## Task to complete
For this exercise, restate every line below word for word and drop the images.
BEGIN Data shown
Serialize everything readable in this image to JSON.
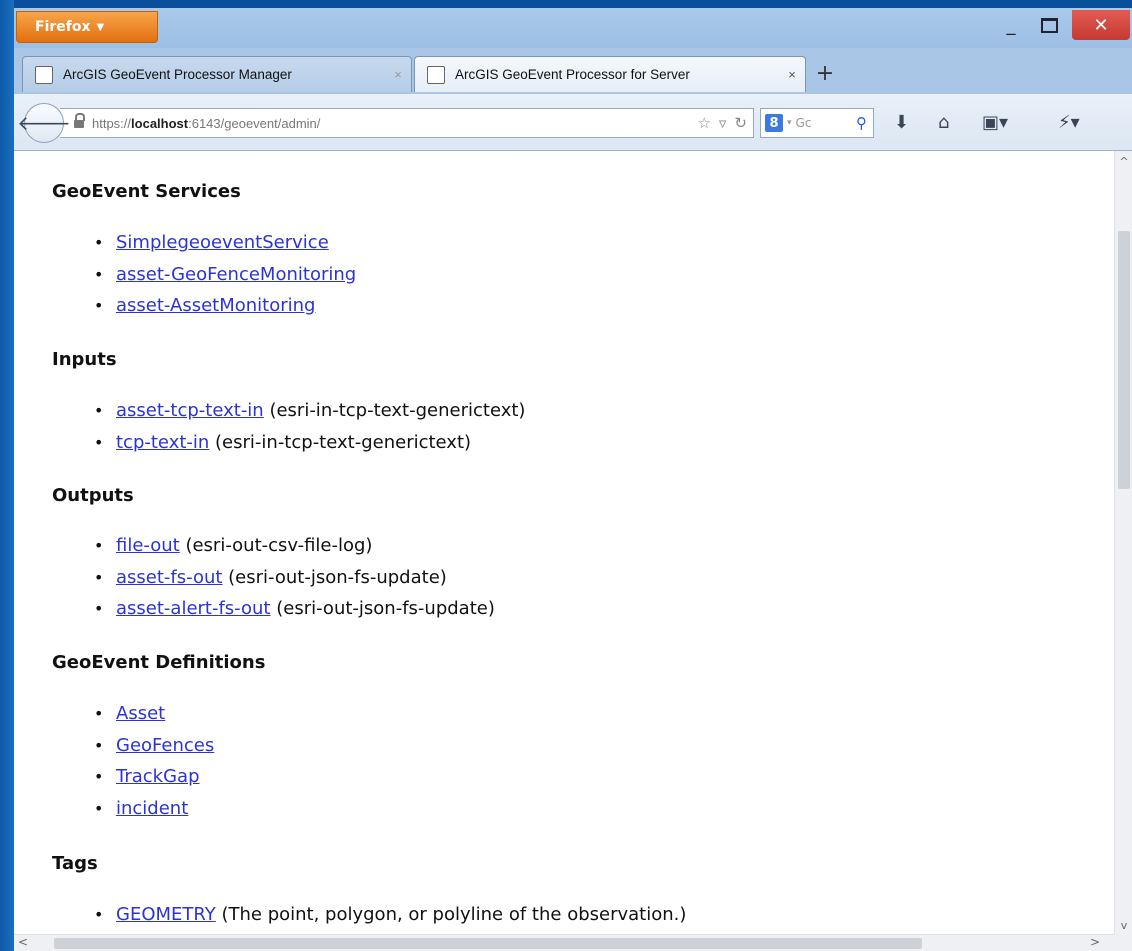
{
  "browser": {
    "menu_button": "Firefox",
    "tabs": [
      {
        "label": "ArcGIS GeoEvent Processor Manager",
        "close": "×"
      },
      {
        "label": "ArcGIS GeoEvent Processor for Server",
        "close": "×"
      }
    ],
    "new_tab": "+",
    "url": {
      "prefix": "https://",
      "host": "localhost",
      "rest": ":6143/geoevent/admin/"
    },
    "search_placeholder": "Gc",
    "accent_color": "#e2700f"
  },
  "page": {
    "sections": [
      {
        "heading": "GeoEvent Services",
        "items": [
          {
            "link": "SimplegeoeventService",
            "note": ""
          },
          {
            "link": "asset-GeoFenceMonitoring",
            "note": ""
          },
          {
            "link": "asset-AssetMonitoring",
            "note": ""
          }
        ]
      },
      {
        "heading": "Inputs",
        "items": [
          {
            "link": "asset-tcp-text-in",
            "note": " (esri-in-tcp-text-generictext)"
          },
          {
            "link": "tcp-text-in",
            "note": " (esri-in-tcp-text-generictext)"
          }
        ]
      },
      {
        "heading": "Outputs",
        "items": [
          {
            "link": "file-out",
            "note": " (esri-out-csv-file-log)"
          },
          {
            "link": "asset-fs-out",
            "note": " (esri-out-json-fs-update)"
          },
          {
            "link": "asset-alert-fs-out",
            "note": " (esri-out-json-fs-update)"
          }
        ]
      },
      {
        "heading": "GeoEvent Definitions",
        "items": [
          {
            "link": "Asset",
            "note": ""
          },
          {
            "link": "GeoFences",
            "note": ""
          },
          {
            "link": "TrackGap",
            "note": ""
          },
          {
            "link": "incident",
            "note": ""
          }
        ]
      },
      {
        "heading": "Tags",
        "items": [
          {
            "link": "GEOMETRY",
            "note": " (The point, polygon, or polyline of the observation.)"
          }
        ]
      }
    ]
  }
}
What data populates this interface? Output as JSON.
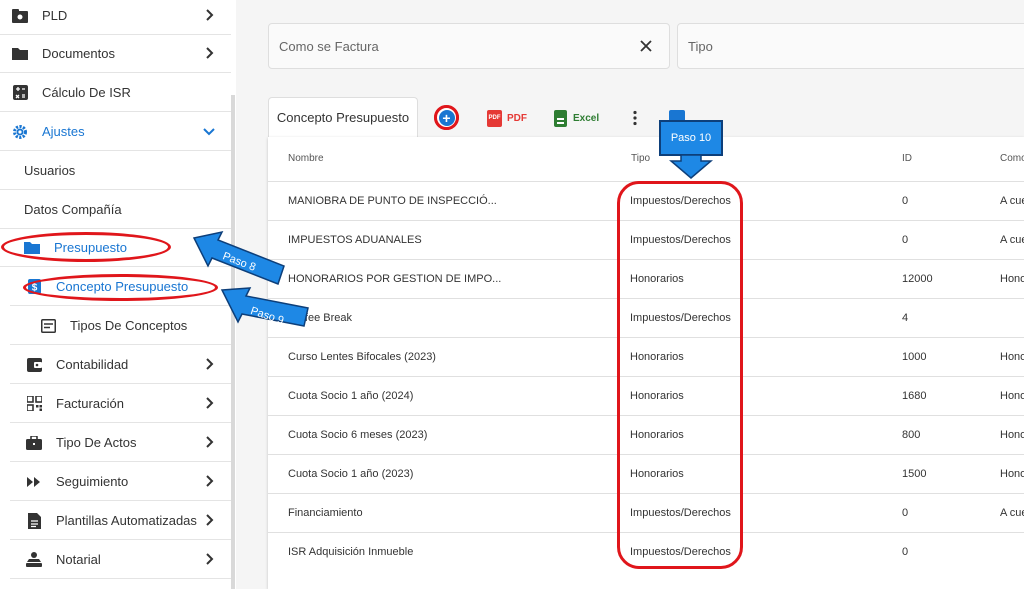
{
  "sidebar": {
    "pld": "PLD",
    "documentos": "Documentos",
    "calculo_isr": "Cálculo De ISR",
    "ajustes": "Ajustes",
    "usuarios": "Usuarios",
    "datos_compania": "Datos Compañía",
    "presupuesto": "Presupuesto",
    "concepto_presupuesto": "Concepto Presupuesto",
    "tipos_de_conceptos": "Tipos De Conceptos",
    "contabilidad": "Contabilidad",
    "facturacion": "Facturación",
    "tipo_de_actos": "Tipo De Actos",
    "seguimiento": "Seguimiento",
    "plantillas": "Plantillas Automatizadas",
    "notarial": "Notarial"
  },
  "filters": {
    "como_se_factura": "Como se Factura",
    "tipo": "Tipo"
  },
  "toolbar": {
    "tab": "Concepto Presupuesto",
    "pdf": "PDF",
    "pdf_icon_text": "PDF",
    "excel": "Excel"
  },
  "table": {
    "headers": {
      "nombre": "Nombre",
      "tipo": "Tipo",
      "id": "ID",
      "como": "Como"
    },
    "rows": [
      {
        "nombre": "MANIOBRA DE PUNTO DE INSPECCIÓ...",
        "tipo": "Impuestos/Derechos",
        "id": "0",
        "como": "A cue"
      },
      {
        "nombre": "IMPUESTOS ADUANALES",
        "tipo": "Impuestos/Derechos",
        "id": "0",
        "como": "A cue"
      },
      {
        "nombre": "HONORARIOS POR GESTION DE IMPO...",
        "tipo": "Honorarios",
        "id": "12000",
        "como": "Hono"
      },
      {
        "nombre": "Coffee Break",
        "tipo": "Impuestos/Derechos",
        "id": "4",
        "como": ""
      },
      {
        "nombre": "Curso Lentes Bifocales (2023)",
        "tipo": "Honorarios",
        "id": "1000",
        "como": "Hono"
      },
      {
        "nombre": "Cuota Socio 1 año (2024)",
        "tipo": "Honorarios",
        "id": "1680",
        "como": "Hono"
      },
      {
        "nombre": "Cuota Socio 6 meses (2023)",
        "tipo": "Honorarios",
        "id": "800",
        "como": "Hono"
      },
      {
        "nombre": "Cuota Socio 1 año (2023)",
        "tipo": "Honorarios",
        "id": "1500",
        "como": "Hono"
      },
      {
        "nombre": "Financiamiento",
        "tipo": "Impuestos/Derechos",
        "id": "0",
        "como": "A cue"
      },
      {
        "nombre": "ISR Adquisición Inmueble",
        "tipo": "Impuestos/Derechos",
        "id": "0",
        "como": ""
      }
    ]
  },
  "callouts": {
    "paso8": "Paso 8",
    "paso9": "Paso 9",
    "paso10": "Paso 10"
  },
  "colors": {
    "accent": "#1976d2",
    "annotation_red": "#e0161b",
    "callout_blue": "#1e88e5",
    "pdf_red": "#e53935",
    "excel_green": "#2e7d32"
  }
}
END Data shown
## Solution to the problem
Serialize everything readable in this image to JSON.
{
  "browser": {
    "menu_button": "Firefox",
    "tabs": [
      {
        "label": "ArcGIS GeoEvent Processor Manager",
        "close": "×"
      },
      {
        "label": "ArcGIS GeoEvent Processor for Server",
        "close": "×"
      }
    ],
    "new_tab": "+",
    "url": {
      "prefix": "https://",
      "host": "localhost",
      "rest": ":6143/geoevent/admin/"
    },
    "search_placeholder": "Gc",
    "accent_color": "#e2700f"
  },
  "page": {
    "sections": [
      {
        "heading": "GeoEvent Services",
        "items": [
          {
            "link": "SimplegeoeventService",
            "note": ""
          },
          {
            "link": "asset-GeoFenceMonitoring",
            "note": ""
          },
          {
            "link": "asset-AssetMonitoring",
            "note": ""
          }
        ]
      },
      {
        "heading": "Inputs",
        "items": [
          {
            "link": "asset-tcp-text-in",
            "note": " (esri-in-tcp-text-generictext)"
          },
          {
            "link": "tcp-text-in",
            "note": " (esri-in-tcp-text-generictext)"
          }
        ]
      },
      {
        "heading": "Outputs",
        "items": [
          {
            "link": "file-out",
            "note": " (esri-out-csv-file-log)"
          },
          {
            "link": "asset-fs-out",
            "note": " (esri-out-json-fs-update)"
          },
          {
            "link": "asset-alert-fs-out",
            "note": " (esri-out-json-fs-update)"
          }
        ]
      },
      {
        "heading": "GeoEvent Definitions",
        "items": [
          {
            "link": "Asset",
            "note": ""
          },
          {
            "link": "GeoFences",
            "note": ""
          },
          {
            "link": "TrackGap",
            "note": ""
          },
          {
            "link": "incident",
            "note": ""
          }
        ]
      },
      {
        "heading": "Tags",
        "items": [
          {
            "link": "GEOMETRY",
            "note": " (The point, polygon, or polyline of the observation.)"
          }
        ]
      }
    ]
  }
}
What data populates this interface? Output as JSON.
{
  "sidebar": {
    "pld": "PLD",
    "documentos": "Documentos",
    "calculo_isr": "Cálculo De ISR",
    "ajustes": "Ajustes",
    "usuarios": "Usuarios",
    "datos_compania": "Datos Compañía",
    "presupuesto": "Presupuesto",
    "concepto_presupuesto": "Concepto Presupuesto",
    "tipos_de_conceptos": "Tipos De Conceptos",
    "contabilidad": "Contabilidad",
    "facturacion": "Facturación",
    "tipo_de_actos": "Tipo De Actos",
    "seguimiento": "Seguimiento",
    "plantillas": "Plantillas Automatizadas",
    "notarial": "Notarial"
  },
  "filters": {
    "como_se_factura": "Como se Factura",
    "tipo": "Tipo"
  },
  "toolbar": {
    "tab": "Concepto Presupuesto",
    "pdf": "PDF",
    "pdf_icon_text": "PDF",
    "excel": "Excel"
  },
  "table": {
    "headers": {
      "nombre": "Nombre",
      "tipo": "Tipo",
      "id": "ID",
      "como": "Como"
    },
    "rows": [
      {
        "nombre": "MANIOBRA DE PUNTO DE INSPECCIÓ...",
        "tipo": "Impuestos/Derechos",
        "id": "0",
        "como": "A cue"
      },
      {
        "nombre": "IMPUESTOS ADUANALES",
        "tipo": "Impuestos/Derechos",
        "id": "0",
        "como": "A cue"
      },
      {
        "nombre": "HONORARIOS POR GESTION DE IMPO...",
        "tipo": "Honorarios",
        "id": "12000",
        "como": "Hono"
      },
      {
        "nombre": "Coffee Break",
        "tipo": "Impuestos/Derechos",
        "id": "4",
        "como": ""
      },
      {
        "nombre": "Curso Lentes Bifocales (2023)",
        "tipo": "Honorarios",
        "id": "1000",
        "como": "Hono"
      },
      {
        "nombre": "Cuota Socio 1 año (2024)",
        "tipo": "Honorarios",
        "id": "1680",
        "como": "Hono"
      },
      {
        "nombre": "Cuota Socio 6 meses (2023)",
        "tipo": "Honorarios",
        "id": "800",
        "como": "Hono"
      },
      {
        "nombre": "Cuota Socio 1 año (2023)",
        "tipo": "Honorarios",
        "id": "1500",
        "como": "Hono"
      },
      {
        "nombre": "Financiamiento",
        "tipo": "Impuestos/Derechos",
        "id": "0",
        "como": "A cue"
      },
      {
        "nombre": "ISR Adquisición Inmueble",
        "tipo": "Impuestos/Derechos",
        "id": "0",
        "como": ""
      }
    ]
  },
  "callouts": {
    "paso8": "Paso 8",
    "paso9": "Paso 9",
    "paso10": "Paso 10"
  },
  "colors": {
    "accent": "#1976d2",
    "annotation_red": "#e0161b",
    "callout_blue": "#1e88e5",
    "pdf_red": "#e53935",
    "excel_green": "#2e7d32"
  }
}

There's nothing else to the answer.